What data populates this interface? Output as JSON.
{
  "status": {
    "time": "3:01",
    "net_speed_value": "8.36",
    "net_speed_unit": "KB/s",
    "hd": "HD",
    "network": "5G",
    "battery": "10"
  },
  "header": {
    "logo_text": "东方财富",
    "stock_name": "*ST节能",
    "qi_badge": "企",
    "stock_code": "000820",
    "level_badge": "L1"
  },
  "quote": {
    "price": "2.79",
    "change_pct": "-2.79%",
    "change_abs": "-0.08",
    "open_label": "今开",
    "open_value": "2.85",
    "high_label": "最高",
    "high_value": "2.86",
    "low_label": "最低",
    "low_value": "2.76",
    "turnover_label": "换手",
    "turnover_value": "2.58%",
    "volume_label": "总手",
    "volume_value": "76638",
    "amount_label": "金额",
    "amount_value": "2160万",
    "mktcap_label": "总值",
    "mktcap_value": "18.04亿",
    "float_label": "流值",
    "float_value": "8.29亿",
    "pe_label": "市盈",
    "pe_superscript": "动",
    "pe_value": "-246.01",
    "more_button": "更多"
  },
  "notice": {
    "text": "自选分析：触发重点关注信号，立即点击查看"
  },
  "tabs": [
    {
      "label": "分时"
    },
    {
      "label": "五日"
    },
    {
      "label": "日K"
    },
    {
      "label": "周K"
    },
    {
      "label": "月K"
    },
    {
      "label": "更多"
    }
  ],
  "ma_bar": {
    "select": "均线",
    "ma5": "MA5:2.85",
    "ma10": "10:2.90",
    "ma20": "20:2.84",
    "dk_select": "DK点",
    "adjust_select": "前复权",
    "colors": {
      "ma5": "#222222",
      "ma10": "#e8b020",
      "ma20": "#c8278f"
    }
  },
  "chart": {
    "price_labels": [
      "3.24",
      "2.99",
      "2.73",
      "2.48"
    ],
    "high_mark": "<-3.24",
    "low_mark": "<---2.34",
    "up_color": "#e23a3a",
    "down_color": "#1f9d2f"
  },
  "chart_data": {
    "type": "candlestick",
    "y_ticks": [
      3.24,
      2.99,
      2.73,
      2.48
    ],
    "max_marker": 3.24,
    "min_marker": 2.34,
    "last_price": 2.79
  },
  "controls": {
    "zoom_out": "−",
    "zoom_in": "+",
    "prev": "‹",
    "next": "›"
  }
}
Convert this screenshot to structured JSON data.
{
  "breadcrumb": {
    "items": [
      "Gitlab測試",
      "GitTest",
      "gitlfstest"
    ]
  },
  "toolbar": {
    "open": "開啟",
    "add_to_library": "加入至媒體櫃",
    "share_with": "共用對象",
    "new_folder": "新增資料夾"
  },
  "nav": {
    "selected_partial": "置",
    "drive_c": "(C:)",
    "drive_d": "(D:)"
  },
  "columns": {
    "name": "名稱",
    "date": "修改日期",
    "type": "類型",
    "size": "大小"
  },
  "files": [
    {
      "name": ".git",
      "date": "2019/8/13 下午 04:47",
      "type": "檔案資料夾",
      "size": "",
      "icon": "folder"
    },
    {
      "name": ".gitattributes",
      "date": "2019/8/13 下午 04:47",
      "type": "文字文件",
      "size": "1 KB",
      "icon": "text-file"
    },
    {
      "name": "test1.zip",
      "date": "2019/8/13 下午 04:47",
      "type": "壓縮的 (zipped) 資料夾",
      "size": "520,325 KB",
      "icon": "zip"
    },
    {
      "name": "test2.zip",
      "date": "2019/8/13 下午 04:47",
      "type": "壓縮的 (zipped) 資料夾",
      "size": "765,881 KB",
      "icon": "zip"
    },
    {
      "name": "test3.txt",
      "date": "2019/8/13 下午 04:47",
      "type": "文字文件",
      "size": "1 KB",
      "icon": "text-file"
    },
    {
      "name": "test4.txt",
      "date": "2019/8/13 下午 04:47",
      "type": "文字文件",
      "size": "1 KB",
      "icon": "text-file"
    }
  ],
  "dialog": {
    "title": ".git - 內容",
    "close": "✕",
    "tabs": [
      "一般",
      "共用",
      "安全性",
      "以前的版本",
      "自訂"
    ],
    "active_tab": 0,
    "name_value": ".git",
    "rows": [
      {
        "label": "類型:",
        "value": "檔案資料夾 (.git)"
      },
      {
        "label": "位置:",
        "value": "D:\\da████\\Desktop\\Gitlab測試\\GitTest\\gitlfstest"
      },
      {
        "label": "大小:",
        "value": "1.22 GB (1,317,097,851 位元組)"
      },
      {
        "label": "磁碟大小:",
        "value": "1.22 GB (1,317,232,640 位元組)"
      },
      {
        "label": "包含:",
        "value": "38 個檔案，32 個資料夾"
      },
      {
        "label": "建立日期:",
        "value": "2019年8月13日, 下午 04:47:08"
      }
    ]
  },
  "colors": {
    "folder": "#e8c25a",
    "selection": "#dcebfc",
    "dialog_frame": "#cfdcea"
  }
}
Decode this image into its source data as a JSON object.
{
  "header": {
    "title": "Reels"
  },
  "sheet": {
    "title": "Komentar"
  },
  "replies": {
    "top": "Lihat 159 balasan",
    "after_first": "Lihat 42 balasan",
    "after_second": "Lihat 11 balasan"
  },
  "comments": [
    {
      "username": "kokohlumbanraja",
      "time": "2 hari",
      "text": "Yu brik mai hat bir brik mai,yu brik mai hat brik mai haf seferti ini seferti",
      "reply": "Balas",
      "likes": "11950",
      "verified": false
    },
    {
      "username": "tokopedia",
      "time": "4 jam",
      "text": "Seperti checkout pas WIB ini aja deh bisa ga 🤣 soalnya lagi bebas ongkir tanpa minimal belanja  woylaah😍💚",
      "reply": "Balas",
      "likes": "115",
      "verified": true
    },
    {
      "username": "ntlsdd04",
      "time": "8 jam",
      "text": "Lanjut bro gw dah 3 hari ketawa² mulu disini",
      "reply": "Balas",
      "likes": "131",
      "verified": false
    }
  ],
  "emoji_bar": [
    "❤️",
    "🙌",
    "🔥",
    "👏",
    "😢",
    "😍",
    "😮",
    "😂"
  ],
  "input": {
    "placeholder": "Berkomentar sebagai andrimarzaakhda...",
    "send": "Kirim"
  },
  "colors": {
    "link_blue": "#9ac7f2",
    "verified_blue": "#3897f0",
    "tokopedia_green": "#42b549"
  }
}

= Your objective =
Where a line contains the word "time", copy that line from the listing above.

= Exercise result =
    "time": "3:01",
      "time": "2 hari",
      "time": "4 jam",
      "time": "8 jam",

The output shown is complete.